Suntory, which has owned part of Beychevelle for more than 20 years, increased its stake from 37 percent to 50 percent. Castel also bought three estates from another insurance firm, MAAF—Châteaus Tour Saint-Christophe and Tour Musset in St.-Emilion, and Haut Caplane in Sauternes. The Savour Club, a mail-order wine operator in financial difficulty, was also included in the transaction. All of these acquisitions are awaiting approval from European regulatory agencies.
Established back in 1949 by nine brothers and sisters, Castel remains a family company, currently overseen by 84-year-old Pierre Castel. The group sells around 587 million bottles of wine worldwide, representing an annual turnover of $1 billion. Even though it owns 19 French wine properties, including 15 in Bordeaux, it is first and foremost a merchant house specializing in mid- to low-priced brands, such as Baron de Lestac and Malesan.
These latest investments indicate a major change in strategy for the group, partly unveiled last year, when Castel bought Bordeaux merchant house Barton & Guestier, a major international player in prestigious wines.
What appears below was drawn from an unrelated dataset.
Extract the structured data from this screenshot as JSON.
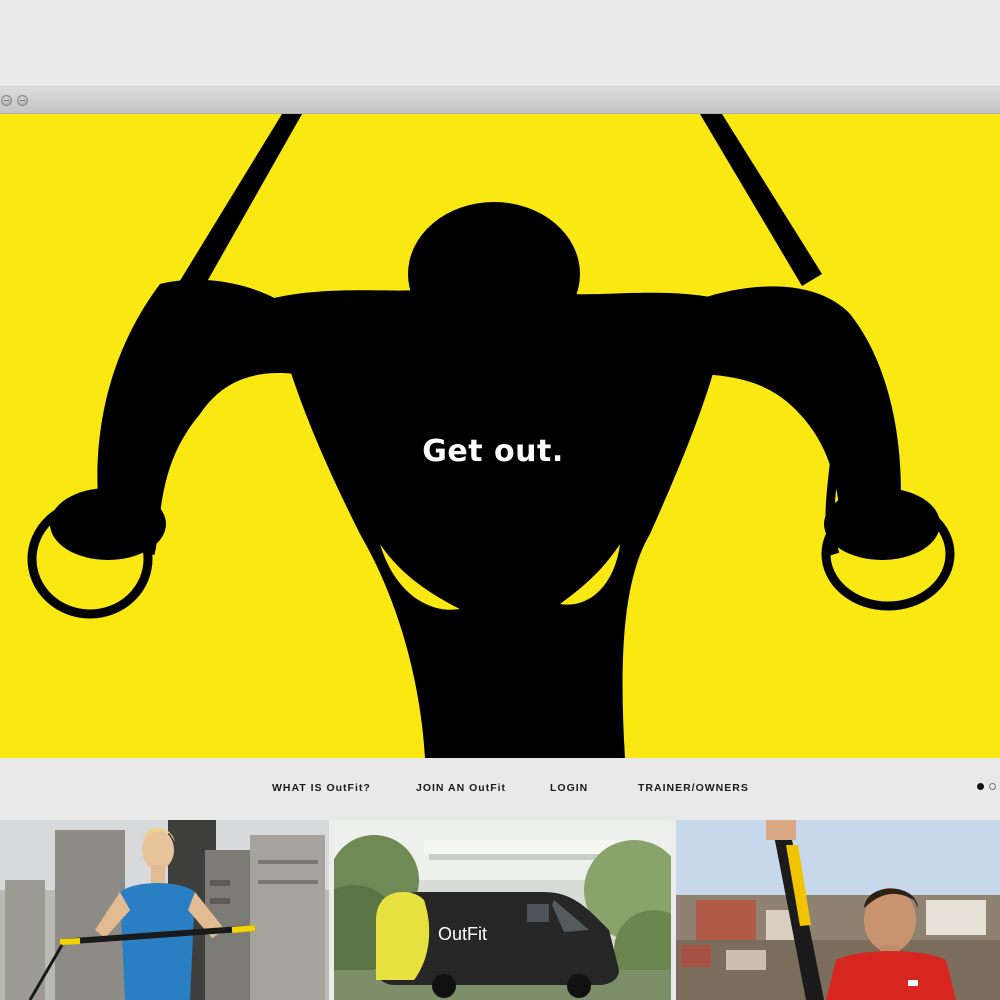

Beychevelle is Castel’s first investment in a Cru Classé and is likely to become the group’s new ambassador on the export front.
Suntory purchased one of China’s leading wine importers, ASC, last year, which should guarantee that Beychevelle has access to Chinese consumers. “This deal gives Castel deeper ties to China,” the proprietor of a neighboring château told Wine Spectator. “That was undoubtedly a big part of Castel’s thinking.” With its dragon boat label, the château is already popular in China.